Input material:
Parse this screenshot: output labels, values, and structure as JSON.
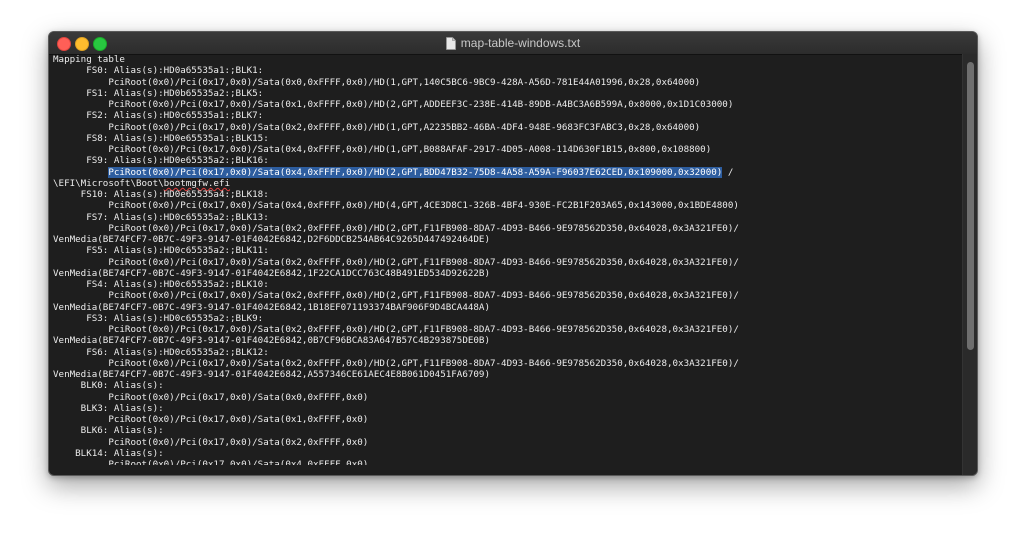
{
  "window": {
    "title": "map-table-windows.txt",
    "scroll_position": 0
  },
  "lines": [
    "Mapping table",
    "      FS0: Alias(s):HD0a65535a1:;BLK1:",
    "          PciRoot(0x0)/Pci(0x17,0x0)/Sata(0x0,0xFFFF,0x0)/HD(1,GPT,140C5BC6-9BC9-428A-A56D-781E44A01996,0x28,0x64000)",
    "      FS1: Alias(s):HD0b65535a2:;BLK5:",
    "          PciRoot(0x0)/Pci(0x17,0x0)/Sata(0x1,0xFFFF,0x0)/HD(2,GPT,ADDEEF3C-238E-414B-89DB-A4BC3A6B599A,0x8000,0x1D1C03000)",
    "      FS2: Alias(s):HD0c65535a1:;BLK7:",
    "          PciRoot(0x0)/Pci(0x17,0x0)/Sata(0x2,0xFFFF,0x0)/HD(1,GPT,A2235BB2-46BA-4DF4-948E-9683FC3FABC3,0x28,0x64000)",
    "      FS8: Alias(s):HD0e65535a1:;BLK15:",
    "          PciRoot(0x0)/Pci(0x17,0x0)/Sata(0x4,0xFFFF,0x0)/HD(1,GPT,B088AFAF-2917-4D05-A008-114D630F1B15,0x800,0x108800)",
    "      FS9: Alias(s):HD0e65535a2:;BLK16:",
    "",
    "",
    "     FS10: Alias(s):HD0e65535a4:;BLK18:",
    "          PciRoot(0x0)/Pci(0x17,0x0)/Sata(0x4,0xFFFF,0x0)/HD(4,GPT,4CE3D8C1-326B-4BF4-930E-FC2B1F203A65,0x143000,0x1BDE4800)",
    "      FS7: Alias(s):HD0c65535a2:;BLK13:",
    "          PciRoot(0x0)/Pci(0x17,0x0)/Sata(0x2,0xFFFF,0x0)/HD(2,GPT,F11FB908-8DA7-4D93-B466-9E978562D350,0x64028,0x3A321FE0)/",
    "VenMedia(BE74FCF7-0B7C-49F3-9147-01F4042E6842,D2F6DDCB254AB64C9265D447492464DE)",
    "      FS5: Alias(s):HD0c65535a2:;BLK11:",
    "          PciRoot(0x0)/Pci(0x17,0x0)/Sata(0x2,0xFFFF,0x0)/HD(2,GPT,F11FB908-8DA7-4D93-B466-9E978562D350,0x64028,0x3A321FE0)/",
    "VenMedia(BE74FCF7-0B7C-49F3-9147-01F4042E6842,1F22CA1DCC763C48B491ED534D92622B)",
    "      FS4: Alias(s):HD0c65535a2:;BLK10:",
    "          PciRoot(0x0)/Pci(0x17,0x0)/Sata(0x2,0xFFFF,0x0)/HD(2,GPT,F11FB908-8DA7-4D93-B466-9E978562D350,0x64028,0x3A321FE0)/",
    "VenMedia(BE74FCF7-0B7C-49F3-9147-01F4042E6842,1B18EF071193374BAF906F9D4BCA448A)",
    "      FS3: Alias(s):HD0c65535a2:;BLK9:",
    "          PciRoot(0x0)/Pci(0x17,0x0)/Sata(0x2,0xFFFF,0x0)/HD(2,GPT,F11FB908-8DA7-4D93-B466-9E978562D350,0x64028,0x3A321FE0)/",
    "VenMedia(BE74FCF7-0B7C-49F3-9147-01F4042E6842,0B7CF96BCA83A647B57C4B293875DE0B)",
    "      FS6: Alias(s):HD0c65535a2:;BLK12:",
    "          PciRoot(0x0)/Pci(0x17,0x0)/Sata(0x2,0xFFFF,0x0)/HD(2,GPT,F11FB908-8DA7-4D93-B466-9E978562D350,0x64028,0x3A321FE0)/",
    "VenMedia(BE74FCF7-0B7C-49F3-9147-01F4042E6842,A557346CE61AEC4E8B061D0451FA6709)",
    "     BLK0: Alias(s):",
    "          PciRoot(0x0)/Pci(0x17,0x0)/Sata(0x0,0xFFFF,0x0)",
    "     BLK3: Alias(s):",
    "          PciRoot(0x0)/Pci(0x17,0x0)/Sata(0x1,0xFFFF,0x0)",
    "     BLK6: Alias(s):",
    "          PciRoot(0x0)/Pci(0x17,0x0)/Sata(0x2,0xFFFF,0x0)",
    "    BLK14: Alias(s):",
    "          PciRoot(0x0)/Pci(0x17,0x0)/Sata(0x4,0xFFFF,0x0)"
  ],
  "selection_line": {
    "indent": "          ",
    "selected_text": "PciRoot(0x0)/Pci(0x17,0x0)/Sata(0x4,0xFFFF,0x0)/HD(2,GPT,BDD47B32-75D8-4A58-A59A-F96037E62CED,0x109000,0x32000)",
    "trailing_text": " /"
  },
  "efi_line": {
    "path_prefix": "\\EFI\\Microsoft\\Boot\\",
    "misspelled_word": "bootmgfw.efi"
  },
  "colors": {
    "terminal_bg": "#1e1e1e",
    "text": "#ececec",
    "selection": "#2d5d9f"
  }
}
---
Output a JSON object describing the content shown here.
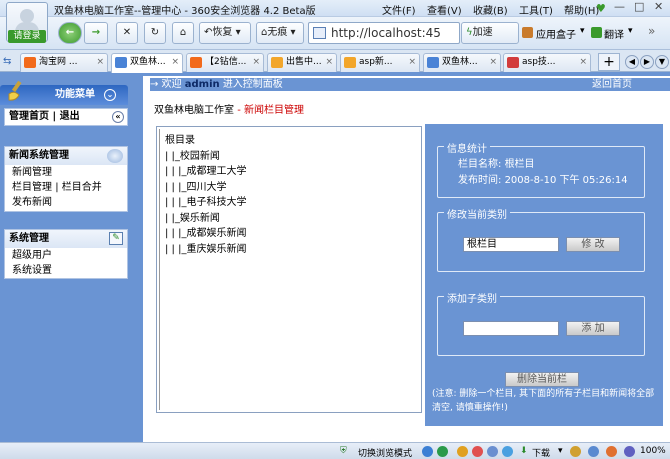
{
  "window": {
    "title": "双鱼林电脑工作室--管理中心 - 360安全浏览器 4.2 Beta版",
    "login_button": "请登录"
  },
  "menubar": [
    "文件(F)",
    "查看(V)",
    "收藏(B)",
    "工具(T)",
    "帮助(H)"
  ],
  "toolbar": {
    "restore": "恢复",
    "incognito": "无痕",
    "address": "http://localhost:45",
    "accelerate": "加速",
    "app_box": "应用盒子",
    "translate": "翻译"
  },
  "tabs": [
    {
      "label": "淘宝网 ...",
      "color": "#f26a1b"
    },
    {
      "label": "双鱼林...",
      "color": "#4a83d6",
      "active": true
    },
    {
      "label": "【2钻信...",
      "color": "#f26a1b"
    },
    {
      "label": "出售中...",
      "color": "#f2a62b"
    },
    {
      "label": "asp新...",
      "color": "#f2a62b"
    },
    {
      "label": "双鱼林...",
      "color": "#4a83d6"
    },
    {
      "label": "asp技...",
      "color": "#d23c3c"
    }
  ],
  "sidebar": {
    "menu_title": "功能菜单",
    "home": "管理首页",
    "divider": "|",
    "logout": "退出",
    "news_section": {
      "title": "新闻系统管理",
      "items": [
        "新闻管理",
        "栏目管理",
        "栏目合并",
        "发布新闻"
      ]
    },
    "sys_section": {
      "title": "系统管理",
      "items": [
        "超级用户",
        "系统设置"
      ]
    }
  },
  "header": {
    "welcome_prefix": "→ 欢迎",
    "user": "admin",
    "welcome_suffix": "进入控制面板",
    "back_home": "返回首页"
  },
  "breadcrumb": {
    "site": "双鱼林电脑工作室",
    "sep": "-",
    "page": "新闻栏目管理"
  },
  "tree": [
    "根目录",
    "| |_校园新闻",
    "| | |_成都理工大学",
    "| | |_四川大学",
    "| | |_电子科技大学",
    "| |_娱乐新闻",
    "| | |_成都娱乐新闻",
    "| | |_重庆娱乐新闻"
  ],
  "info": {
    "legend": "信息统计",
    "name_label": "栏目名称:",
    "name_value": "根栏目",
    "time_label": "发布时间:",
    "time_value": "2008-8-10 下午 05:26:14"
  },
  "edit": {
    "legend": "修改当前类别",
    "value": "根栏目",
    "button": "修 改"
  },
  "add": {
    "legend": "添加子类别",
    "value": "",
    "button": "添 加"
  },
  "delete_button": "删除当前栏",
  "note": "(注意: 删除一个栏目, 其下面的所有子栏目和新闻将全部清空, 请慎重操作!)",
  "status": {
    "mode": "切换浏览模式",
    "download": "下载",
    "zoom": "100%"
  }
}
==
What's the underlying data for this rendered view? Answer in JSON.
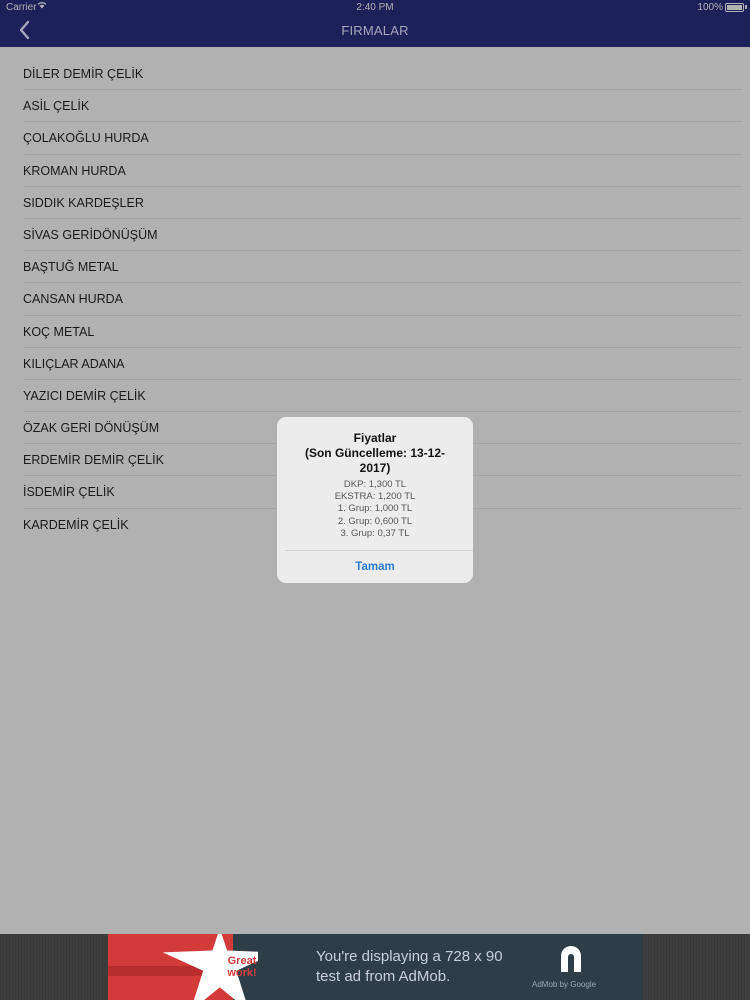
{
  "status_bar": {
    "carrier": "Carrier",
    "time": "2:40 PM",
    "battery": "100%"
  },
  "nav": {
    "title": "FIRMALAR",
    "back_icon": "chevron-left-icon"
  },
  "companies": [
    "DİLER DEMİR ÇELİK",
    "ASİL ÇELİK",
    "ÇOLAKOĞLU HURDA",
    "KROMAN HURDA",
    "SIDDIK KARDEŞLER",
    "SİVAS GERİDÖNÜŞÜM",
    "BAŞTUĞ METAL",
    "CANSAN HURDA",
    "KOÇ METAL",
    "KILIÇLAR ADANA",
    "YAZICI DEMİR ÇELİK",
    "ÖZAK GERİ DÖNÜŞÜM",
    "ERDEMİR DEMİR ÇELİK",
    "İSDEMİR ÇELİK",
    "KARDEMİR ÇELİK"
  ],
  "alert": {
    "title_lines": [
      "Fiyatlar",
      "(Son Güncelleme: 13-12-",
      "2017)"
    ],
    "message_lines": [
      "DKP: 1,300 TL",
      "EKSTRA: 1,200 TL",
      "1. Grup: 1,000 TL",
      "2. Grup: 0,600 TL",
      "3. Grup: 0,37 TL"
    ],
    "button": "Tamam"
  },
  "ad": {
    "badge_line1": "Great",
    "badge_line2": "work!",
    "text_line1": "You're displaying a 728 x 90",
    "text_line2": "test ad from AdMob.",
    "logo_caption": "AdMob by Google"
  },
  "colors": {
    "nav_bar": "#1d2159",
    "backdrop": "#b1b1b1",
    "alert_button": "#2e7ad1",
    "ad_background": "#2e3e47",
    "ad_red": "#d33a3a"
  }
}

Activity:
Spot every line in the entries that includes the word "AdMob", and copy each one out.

Response box:
    "text_line2": "test ad from AdMob.",
    "logo_caption": "AdMob by Google"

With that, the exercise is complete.